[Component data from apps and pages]
---------------

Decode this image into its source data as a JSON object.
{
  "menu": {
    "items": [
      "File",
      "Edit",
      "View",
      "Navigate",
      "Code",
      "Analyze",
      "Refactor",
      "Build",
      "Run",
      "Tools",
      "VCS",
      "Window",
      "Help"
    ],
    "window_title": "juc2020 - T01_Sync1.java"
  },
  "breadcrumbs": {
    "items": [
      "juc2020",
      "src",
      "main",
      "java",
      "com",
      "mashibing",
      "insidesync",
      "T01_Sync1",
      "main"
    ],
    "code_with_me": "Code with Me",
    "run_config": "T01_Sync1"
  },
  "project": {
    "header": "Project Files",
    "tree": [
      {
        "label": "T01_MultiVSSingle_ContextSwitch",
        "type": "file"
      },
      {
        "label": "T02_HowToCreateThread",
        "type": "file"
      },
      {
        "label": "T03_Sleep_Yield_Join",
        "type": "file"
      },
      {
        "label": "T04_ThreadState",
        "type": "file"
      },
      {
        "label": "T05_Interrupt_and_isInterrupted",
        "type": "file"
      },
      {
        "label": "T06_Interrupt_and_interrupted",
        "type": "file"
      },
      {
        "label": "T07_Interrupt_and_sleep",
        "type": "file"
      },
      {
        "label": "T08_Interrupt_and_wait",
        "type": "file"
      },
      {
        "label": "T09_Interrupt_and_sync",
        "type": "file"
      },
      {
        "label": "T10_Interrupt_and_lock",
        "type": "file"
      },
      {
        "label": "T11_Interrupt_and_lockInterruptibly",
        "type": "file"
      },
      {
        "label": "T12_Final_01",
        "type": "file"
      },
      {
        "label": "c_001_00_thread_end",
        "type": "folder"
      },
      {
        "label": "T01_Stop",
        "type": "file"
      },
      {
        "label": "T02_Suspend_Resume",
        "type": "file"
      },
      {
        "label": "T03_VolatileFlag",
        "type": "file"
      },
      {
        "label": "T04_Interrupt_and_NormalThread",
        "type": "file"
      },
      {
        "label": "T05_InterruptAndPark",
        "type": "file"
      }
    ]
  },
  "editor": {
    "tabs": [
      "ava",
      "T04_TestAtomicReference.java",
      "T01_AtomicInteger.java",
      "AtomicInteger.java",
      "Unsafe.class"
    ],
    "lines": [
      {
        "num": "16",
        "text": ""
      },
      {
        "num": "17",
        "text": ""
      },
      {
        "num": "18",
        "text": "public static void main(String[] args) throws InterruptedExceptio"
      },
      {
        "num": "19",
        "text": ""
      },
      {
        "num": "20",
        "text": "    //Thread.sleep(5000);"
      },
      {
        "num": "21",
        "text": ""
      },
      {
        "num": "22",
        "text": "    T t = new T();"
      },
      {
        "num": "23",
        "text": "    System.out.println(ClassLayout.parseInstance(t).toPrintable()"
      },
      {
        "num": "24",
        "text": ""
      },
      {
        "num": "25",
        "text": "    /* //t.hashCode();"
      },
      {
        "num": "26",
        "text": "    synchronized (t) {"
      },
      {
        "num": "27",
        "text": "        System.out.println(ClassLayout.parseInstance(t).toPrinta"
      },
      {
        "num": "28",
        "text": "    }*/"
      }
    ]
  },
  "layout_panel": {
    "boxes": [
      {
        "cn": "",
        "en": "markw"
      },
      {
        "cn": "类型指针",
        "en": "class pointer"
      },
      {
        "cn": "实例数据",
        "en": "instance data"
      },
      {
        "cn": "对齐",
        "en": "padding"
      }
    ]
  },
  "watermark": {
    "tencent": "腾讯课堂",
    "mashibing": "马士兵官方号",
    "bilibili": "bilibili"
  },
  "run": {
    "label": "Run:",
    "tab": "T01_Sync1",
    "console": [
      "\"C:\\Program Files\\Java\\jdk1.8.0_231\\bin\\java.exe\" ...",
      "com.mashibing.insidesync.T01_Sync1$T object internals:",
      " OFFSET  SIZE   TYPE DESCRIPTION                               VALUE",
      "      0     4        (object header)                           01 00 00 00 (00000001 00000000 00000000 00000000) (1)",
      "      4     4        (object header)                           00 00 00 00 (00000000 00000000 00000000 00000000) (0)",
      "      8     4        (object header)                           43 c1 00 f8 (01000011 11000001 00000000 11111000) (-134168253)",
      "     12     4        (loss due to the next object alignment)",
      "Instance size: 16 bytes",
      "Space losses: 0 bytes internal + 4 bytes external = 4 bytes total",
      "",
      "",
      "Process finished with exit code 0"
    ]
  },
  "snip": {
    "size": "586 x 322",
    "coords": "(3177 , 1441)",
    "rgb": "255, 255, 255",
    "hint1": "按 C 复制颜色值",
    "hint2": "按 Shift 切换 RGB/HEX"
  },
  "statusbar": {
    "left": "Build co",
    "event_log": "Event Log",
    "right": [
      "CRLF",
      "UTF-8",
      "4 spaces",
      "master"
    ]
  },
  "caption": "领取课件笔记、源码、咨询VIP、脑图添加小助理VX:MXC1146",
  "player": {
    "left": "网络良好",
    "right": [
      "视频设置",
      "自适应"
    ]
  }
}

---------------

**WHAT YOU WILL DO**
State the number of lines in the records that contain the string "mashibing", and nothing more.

**WORKED SOLUTION**
3